Psychotic episodes among both users and non-users of the drug were then reviewed throughout the ten year period and the statistics showed that cannabis use “significantly increased the risk of incident psychotic experiences.”
Other factors likely to trigger psychosis, such as childhood trauma, social background and growing up in an urban environment, were also taken into account.
Reporting their findings in leading medical periodical the British Medical Journal (BMJ), the research team said: “Cannabis use precedes the onset of psychotic symptoms in individuals with no history of psychotic experiences.”
The article also stated: “Continued cannabis use might increase the risk for psychotic disorder by impacting on the persistence of symptoms.”
And the scientists found there was no evidence that psychotic symptoms themselves led to later cannabis use.
“Wall of evidence”
The study’s findings will be of significance to the debate as to whether the link between cannabis and psychosis is causal.
Sir Robin Murray, Professor of Psychiatric Research at King’s College, London, said the research was “one of ten prospective studies all pointing in this same direction”.
He went on: “This study adds a further brick to the wall of evidence showing that use of traditional cannabis is a contributory cause of psychoses like schizophrenia.
“It adds new information by showing that it is those who show psychotic symptoms within a few years of initiating cannabis use who are especially likely to develop persistent psychotic symptoms if they persist in their use of cannabis.”
Previous research has shown that 25 per cent of the population has a genetic predisposition which makes them ten times more likely to develop psychosis and other schizophrenia like symptoms, if they use cannabis.
In a BMJ commentary, Professor Wayne Hall from the University of Queensland and Professor Louisa Degenhardt from the Burnet Institute in Melbourne said that the link is biologically plausible and recommended that young people should be given more information about the risks.

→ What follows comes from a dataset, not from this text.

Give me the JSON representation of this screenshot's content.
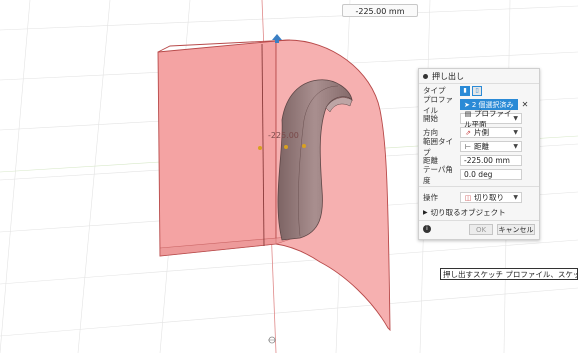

“The case is strengthened by evidence that regular cannabis use in adolescence predicts poorer educational outcomes, increased risk of using other illicit drugs, increased risk of depression and poorer social relationships in early adulthood”, they said.
The research is likely to strengthen the widespread public opposition to the legalisation of the drug.

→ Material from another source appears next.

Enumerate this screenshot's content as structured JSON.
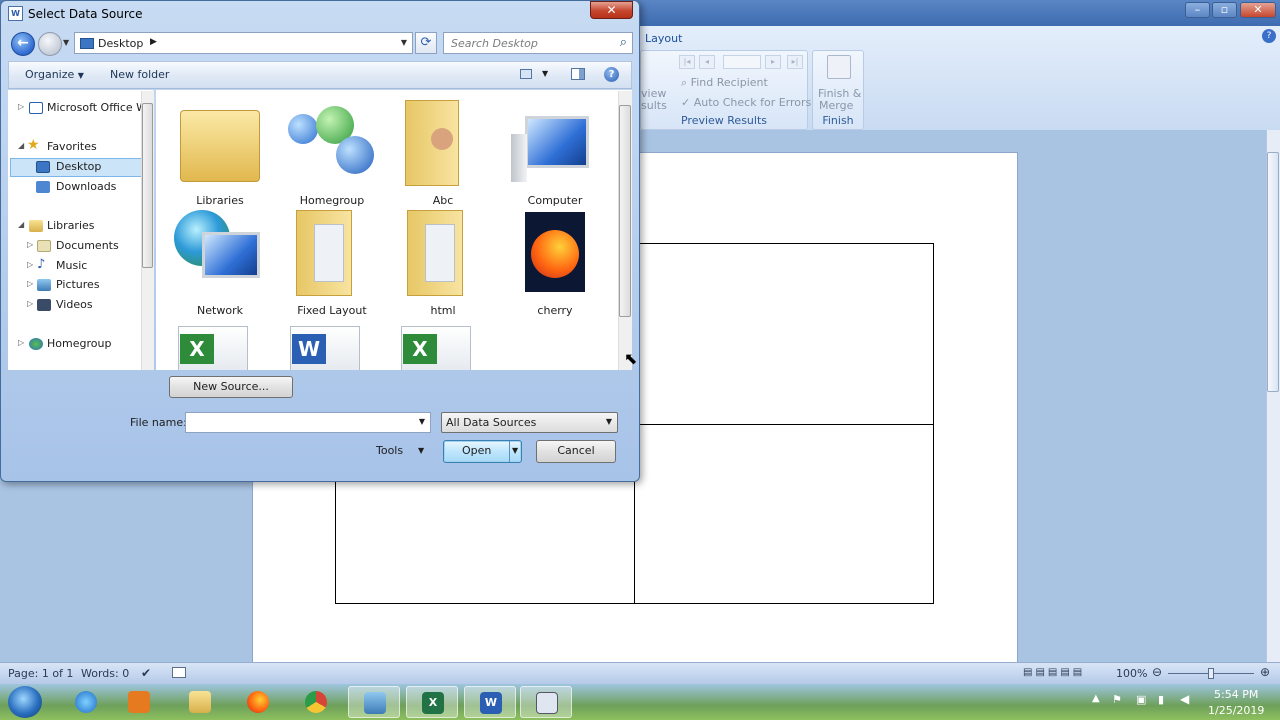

In January last year, the annual British Social Attitudes survey found that 58 per cent of people agreed that cannabis should be illegal.
Researchers concluded that the rise from 46 per cent in 2001 reflects “increased concern about its dangers”.
In 2001 almost half (46 per cent) of people surveyed said cannabis was less damaging than some people believed. But in light of widespread evidence linking it to mental illness the figure dropped to just 24 per cent.
Elizabeth Fuller, co-author of the official survey report, comments: “After 20 years, during which opinion has become more liberal, recent years have seen a return to a more restrictive view about cannabis.
“Its recent reclassification back to Class B appears to be in tune with this hardening of public attitudes, which seems to reflect growing concern about the impact cannabis can have on individuals and society as a whole.”